Task objective: I would like you to print all the records below exactly as they are.

Exercise data:
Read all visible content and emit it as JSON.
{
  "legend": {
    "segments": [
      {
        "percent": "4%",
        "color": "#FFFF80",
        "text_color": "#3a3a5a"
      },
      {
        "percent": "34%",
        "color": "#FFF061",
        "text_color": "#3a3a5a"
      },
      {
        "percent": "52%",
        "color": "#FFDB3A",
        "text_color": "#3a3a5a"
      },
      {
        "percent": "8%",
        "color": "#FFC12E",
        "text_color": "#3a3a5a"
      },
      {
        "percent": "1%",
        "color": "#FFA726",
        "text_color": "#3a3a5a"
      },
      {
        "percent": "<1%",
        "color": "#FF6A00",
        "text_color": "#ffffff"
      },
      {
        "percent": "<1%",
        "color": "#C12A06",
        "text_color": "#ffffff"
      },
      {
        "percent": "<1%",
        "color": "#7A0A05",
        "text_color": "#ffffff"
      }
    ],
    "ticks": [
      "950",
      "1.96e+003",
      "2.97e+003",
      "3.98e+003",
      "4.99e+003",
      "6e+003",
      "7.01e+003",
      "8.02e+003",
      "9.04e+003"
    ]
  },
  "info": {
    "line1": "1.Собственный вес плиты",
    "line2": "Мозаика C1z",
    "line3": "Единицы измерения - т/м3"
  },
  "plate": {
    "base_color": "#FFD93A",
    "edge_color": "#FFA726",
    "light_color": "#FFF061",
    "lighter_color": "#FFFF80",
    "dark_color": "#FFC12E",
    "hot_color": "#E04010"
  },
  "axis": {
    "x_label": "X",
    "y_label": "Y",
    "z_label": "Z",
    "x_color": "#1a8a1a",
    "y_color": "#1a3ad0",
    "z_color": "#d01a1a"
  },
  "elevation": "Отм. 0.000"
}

Response to the exercise:
Read all visible content and emit it as JSON.
{
  "legend": {
    "segments": [
      {
        "percent": "4%",
        "color": "#FFFF80",
        "text_color": "#3a3a5a"
      },
      {
        "percent": "34%",
        "color": "#FFF061",
        "text_color": "#3a3a5a"
      },
      {
        "percent": "52%",
        "color": "#FFDB3A",
        "text_color": "#3a3a5a"
      },
      {
        "percent": "8%",
        "color": "#FFC12E",
        "text_color": "#3a3a5a"
      },
      {
        "percent": "1%",
        "color": "#FFA726",
        "text_color": "#3a3a5a"
      },
      {
        "percent": "<1%",
        "color": "#FF6A00",
        "text_color": "#ffffff"
      },
      {
        "percent": "<1%",
        "color": "#C12A06",
        "text_color": "#ffffff"
      },
      {
        "percent": "<1%",
        "color": "#7A0A05",
        "text_color": "#ffffff"
      }
    ],
    "ticks": [
      "950",
      "1.96e+003",
      "2.97e+003",
      "3.98e+003",
      "4.99e+003",
      "6e+003",
      "7.01e+003",
      "8.02e+003",
      "9.04e+003"
    ]
  },
  "info": {
    "line1": "1.Собственный вес плиты",
    "line2": "Мозаика C1z",
    "line3": "Единицы измерения - т/м3"
  },
  "plate": {
    "base_color": "#FFD93A",
    "edge_color": "#FFA726",
    "light_color": "#FFF061",
    "lighter_color": "#FFFF80",
    "dark_color": "#FFC12E",
    "hot_color": "#E04010"
  },
  "axis": {
    "x_label": "X",
    "y_label": "Y",
    "z_label": "Z",
    "x_color": "#1a8a1a",
    "y_color": "#1a3ad0",
    "z_color": "#d01a1a"
  },
  "elevation": "Отм. 0.000"
}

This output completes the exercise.